::: Data provided

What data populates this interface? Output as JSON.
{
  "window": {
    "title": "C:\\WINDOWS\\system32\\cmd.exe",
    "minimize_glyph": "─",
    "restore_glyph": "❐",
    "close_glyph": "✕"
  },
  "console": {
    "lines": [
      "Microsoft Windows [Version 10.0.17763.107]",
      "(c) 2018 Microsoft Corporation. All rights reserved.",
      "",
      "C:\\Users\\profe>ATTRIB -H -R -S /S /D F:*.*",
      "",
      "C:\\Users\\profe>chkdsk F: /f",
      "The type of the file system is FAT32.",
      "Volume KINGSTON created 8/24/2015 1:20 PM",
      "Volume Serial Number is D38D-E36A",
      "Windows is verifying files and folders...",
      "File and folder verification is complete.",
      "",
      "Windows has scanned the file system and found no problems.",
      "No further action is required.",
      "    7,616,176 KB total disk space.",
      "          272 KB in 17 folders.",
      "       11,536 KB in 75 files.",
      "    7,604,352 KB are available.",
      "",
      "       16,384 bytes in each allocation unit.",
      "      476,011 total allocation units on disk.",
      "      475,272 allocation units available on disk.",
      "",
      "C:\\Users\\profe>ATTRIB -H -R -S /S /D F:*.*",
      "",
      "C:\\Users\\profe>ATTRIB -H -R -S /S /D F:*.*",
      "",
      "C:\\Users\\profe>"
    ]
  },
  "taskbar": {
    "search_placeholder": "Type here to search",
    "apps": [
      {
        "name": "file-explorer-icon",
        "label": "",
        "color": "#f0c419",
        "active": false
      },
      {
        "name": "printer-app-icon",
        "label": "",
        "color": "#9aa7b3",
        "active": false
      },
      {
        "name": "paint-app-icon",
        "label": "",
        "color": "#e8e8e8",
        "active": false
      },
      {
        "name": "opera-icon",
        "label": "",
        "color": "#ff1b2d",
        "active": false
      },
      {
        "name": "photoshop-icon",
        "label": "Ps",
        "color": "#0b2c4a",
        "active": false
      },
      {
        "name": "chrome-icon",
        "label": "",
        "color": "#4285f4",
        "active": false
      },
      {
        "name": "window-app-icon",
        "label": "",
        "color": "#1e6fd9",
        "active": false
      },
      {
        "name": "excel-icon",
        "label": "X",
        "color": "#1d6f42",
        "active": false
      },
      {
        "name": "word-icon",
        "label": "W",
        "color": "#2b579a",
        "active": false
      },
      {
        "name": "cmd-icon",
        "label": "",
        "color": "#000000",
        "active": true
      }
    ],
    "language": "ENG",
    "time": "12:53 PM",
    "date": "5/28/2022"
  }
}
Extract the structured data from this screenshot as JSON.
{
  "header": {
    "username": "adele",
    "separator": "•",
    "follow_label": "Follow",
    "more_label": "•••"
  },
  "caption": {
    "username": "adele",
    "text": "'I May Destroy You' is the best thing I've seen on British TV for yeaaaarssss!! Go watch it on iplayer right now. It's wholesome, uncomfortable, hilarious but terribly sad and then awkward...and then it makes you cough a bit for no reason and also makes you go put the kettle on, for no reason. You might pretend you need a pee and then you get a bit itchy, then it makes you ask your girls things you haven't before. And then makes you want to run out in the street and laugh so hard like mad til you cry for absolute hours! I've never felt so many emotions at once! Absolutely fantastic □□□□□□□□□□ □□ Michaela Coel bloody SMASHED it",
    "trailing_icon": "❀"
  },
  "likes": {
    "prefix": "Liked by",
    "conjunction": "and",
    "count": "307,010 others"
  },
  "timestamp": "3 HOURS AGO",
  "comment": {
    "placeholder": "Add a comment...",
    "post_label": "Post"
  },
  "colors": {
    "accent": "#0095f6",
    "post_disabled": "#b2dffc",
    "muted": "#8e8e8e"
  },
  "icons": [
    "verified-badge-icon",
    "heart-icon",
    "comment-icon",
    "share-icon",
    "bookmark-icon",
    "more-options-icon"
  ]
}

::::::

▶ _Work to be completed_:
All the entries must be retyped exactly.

▶ _Problem solution_:
What data populates this interface? Output as JSON.
{
  "window": {
    "title": "C:\\WINDOWS\\system32\\cmd.exe",
    "minimize_glyph": "─",
    "restore_glyph": "❐",
    "close_glyph": "✕"
  },
  "console": {
    "lines": [
      "Microsoft Windows [Version 10.0.17763.107]",
      "(c) 2018 Microsoft Corporation. All rights reserved.",
      "",
      "C:\\Users\\profe>ATTRIB -H -R -S /S /D F:*.*",
      "",
      "C:\\Users\\profe>chkdsk F: /f",
      "The type of the file system is FAT32.",
      "Volume KINGSTON created 8/24/2015 1:20 PM",
      "Volume Serial Number is D38D-E36A",
      "Windows is verifying files and folders...",
      "File and folder verification is complete.",
      "",
      "Windows has scanned the file system and found no problems.",
      "No further action is required.",
      "    7,616,176 KB total disk space.",
      "          272 KB in 17 folders.",
      "       11,536 KB in 75 files.",
      "    7,604,352 KB are available.",
      "",
      "       16,384 bytes in each allocation unit.",
      "      476,011 total allocation units on disk.",
      "      475,272 allocation units available on disk.",
      "",
      "C:\\Users\\profe>ATTRIB -H -R -S /S /D F:*.*",
      "",
      "C:\\Users\\profe>ATTRIB -H -R -S /S /D F:*.*",
      "",
      "C:\\Users\\profe>"
    ]
  },
  "taskbar": {
    "search_placeholder": "Type here to search",
    "apps": [
      {
        "name": "file-explorer-icon",
        "label": "",
        "color": "#f0c419",
        "active": false
      },
      {
        "name": "printer-app-icon",
        "label": "",
        "color": "#9aa7b3",
        "active": false
      },
      {
        "name": "paint-app-icon",
        "label": "",
        "color": "#e8e8e8",
        "active": false
      },
      {
        "name": "opera-icon",
        "label": "",
        "color": "#ff1b2d",
        "active": false
      },
      {
        "name": "photoshop-icon",
        "label": "Ps",
        "color": "#0b2c4a",
        "active": false
      },
      {
        "name": "chrome-icon",
        "label": "",
        "color": "#4285f4",
        "active": false
      },
      {
        "name": "window-app-icon",
        "label": "",
        "color": "#1e6fd9",
        "active": false
      },
      {
        "name": "excel-icon",
        "label": "X",
        "color": "#1d6f42",
        "active": false
      },
      {
        "name": "word-icon",
        "label": "W",
        "color": "#2b579a",
        "active": false
      },
      {
        "name": "cmd-icon",
        "label": "",
        "color": "#000000",
        "active": true
      }
    ],
    "language": "ENG",
    "time": "12:53 PM",
    "date": "5/28/2022"
  }
}
Extract the structured data from this screenshot as JSON.
{
  "header": {
    "username": "adele",
    "separator": "•",
    "follow_label": "Follow",
    "more_label": "•••"
  },
  "caption": {
    "username": "adele",
    "text": "'I May Destroy You' is the best thing I've seen on British TV for yeaaaarssss!! Go watch it on iplayer right now. It's wholesome, uncomfortable, hilarious but terribly sad and then awkward...and then it makes you cough a bit for no reason and also makes you go put the kettle on, for no reason. You might pretend you need a pee and then you get a bit itchy, then it makes you ask your girls things you haven't before. And then makes you want to run out in the street and laugh so hard like mad til you cry for absolute hours! I've never felt so many emotions at once! Absolutely fantastic □□□□□□□□□□ □□ Michaela Coel bloody SMASHED it",
    "trailing_icon": "❀"
  },
  "likes": {
    "prefix": "Liked by",
    "conjunction": "and",
    "count": "307,010 others"
  },
  "timestamp": "3 HOURS AGO",
  "comment": {
    "placeholder": "Add a comment...",
    "post_label": "Post"
  },
  "colors": {
    "accent": "#0095f6",
    "post_disabled": "#b2dffc",
    "muted": "#8e8e8e"
  },
  "icons": [
    "verified-badge-icon",
    "heart-icon",
    "comment-icon",
    "share-icon",
    "bookmark-icon",
    "more-options-icon"
  ]
}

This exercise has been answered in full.